# [TO DO]
Show all lines from the data that include the word "kind".

# [App and web page records]
········

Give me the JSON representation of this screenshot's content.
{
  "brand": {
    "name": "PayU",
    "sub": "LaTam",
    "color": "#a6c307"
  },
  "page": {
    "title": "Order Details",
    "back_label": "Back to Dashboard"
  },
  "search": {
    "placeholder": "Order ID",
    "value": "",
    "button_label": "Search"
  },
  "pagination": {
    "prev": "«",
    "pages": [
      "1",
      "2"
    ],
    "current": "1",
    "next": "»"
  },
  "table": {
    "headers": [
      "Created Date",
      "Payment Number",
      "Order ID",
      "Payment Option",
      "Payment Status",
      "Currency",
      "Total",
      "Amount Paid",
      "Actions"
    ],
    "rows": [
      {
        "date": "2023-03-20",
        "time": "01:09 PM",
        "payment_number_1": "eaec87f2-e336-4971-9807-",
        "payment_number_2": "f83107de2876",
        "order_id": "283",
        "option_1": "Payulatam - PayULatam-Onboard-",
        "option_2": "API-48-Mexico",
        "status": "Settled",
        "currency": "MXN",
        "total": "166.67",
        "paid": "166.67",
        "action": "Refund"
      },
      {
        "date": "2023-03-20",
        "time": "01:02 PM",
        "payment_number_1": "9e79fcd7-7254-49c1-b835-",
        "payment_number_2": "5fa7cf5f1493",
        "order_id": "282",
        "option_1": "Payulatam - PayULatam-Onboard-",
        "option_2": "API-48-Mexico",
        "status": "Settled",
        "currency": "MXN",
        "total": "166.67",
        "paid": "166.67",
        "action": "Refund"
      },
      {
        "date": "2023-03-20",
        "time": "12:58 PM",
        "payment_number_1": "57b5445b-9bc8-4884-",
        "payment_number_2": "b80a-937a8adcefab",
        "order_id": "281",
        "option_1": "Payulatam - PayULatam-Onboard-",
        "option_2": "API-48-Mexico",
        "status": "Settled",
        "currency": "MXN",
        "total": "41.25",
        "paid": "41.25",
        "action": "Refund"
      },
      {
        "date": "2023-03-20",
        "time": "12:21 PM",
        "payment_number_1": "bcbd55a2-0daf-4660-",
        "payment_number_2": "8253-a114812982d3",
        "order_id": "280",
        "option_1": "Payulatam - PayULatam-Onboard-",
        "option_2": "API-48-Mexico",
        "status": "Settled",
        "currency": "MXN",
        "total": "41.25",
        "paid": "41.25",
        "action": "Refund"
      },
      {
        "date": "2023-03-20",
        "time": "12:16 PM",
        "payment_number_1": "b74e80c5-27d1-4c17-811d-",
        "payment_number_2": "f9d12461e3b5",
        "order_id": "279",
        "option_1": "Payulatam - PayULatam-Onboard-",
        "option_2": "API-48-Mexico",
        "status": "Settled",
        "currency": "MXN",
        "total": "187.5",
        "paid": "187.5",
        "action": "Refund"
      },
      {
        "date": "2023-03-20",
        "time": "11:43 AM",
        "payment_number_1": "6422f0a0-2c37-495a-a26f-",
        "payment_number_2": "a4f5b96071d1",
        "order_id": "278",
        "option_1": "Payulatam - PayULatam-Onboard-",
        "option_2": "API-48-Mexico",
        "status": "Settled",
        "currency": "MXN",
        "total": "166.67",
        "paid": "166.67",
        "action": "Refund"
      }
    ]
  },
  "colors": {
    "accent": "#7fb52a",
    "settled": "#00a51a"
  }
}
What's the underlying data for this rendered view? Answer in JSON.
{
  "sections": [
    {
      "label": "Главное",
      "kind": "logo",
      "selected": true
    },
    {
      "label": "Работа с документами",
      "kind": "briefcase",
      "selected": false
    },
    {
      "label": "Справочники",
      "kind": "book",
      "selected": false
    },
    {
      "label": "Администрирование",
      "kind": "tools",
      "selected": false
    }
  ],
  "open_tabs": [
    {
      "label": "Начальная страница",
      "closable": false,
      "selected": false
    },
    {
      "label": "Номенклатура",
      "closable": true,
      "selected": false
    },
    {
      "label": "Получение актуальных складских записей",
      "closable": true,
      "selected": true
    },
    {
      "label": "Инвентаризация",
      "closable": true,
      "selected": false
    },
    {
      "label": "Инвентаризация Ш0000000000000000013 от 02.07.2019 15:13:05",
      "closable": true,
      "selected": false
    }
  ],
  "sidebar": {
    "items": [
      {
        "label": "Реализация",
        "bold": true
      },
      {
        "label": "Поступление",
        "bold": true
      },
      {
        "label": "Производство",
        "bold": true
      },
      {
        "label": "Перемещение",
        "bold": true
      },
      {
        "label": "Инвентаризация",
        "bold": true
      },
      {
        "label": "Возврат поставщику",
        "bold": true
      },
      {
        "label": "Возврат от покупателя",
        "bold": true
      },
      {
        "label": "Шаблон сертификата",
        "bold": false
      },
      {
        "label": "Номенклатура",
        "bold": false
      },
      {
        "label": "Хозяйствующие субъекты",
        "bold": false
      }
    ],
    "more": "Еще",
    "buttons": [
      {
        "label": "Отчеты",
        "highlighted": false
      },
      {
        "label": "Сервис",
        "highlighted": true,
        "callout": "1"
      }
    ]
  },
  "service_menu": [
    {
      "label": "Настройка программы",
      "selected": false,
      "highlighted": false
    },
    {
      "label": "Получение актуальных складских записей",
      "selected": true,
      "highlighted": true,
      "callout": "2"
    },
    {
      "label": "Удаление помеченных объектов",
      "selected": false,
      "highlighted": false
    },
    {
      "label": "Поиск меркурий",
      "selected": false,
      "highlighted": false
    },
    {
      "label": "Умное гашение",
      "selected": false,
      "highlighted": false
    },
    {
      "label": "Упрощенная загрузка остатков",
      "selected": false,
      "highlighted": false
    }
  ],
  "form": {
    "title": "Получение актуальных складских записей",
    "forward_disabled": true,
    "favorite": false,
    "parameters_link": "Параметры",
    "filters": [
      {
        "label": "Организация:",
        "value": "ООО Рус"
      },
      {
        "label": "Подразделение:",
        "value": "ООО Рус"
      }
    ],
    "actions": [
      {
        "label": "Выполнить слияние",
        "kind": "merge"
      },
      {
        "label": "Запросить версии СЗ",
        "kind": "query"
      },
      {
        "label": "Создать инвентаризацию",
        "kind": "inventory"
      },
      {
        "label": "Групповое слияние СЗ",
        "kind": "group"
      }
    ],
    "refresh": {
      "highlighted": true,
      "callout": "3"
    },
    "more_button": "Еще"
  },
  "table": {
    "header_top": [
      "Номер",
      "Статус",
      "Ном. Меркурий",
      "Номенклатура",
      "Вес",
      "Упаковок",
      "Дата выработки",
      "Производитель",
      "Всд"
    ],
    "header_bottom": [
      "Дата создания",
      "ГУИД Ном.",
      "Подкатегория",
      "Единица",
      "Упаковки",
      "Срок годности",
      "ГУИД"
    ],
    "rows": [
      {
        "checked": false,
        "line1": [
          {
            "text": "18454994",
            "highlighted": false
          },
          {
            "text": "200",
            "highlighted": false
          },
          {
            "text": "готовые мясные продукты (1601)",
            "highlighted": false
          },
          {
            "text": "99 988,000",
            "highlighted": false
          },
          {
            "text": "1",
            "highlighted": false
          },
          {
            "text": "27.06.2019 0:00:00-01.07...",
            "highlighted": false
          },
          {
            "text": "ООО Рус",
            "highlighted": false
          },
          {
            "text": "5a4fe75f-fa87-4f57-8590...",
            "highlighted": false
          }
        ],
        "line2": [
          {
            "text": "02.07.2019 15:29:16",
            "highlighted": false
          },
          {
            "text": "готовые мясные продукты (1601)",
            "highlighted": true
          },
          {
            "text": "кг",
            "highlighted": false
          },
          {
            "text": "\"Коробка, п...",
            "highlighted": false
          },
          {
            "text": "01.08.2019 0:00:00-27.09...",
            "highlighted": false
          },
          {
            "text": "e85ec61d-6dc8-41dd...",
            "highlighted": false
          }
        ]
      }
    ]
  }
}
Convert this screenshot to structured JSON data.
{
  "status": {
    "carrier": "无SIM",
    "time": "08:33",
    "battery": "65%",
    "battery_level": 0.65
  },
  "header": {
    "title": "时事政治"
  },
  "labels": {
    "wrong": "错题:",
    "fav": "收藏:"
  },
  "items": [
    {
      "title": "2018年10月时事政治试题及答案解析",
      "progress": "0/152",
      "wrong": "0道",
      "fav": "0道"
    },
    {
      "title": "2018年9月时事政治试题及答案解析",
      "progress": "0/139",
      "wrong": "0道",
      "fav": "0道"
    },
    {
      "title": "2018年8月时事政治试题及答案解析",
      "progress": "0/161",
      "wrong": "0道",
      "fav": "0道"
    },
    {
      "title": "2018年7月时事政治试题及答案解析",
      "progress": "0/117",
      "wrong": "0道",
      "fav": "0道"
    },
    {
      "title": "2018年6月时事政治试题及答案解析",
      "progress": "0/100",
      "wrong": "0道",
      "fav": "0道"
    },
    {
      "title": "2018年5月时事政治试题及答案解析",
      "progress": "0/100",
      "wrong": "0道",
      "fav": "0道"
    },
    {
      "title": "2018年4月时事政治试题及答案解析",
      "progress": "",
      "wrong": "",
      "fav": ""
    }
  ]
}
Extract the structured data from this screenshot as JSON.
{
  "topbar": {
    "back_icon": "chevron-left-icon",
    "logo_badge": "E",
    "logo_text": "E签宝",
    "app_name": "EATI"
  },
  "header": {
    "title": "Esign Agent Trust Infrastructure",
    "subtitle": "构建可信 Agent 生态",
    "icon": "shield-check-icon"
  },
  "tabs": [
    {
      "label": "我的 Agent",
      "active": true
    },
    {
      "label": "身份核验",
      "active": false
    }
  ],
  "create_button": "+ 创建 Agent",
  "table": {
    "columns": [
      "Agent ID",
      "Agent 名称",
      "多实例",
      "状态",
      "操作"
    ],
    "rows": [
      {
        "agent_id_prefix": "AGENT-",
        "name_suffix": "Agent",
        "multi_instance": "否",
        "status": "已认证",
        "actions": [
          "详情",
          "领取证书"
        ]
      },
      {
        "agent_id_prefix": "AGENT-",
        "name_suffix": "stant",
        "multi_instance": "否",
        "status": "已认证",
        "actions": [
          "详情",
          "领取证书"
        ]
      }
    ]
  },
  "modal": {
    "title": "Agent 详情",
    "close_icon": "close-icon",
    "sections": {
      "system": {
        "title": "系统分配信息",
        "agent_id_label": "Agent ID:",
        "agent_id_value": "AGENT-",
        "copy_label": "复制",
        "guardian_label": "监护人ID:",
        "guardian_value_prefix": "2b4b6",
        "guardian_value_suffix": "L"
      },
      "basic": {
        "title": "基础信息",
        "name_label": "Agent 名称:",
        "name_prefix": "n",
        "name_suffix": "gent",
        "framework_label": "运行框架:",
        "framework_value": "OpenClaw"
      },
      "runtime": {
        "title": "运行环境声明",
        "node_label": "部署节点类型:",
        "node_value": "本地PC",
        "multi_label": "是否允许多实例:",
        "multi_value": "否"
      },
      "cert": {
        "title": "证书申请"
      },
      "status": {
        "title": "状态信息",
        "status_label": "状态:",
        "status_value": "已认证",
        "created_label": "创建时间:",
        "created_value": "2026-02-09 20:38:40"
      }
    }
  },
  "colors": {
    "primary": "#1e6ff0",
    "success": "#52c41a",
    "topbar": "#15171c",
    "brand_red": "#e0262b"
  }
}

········

# [OUTPUT FOR THIS EXERCISE]
      "kind": "logo",
      "kind": "briefcase",
      "kind": "book",
      "kind": "tools",
        "kind": "merge"
        "kind": "query"
        "kind": "inventory"
        "kind": "group"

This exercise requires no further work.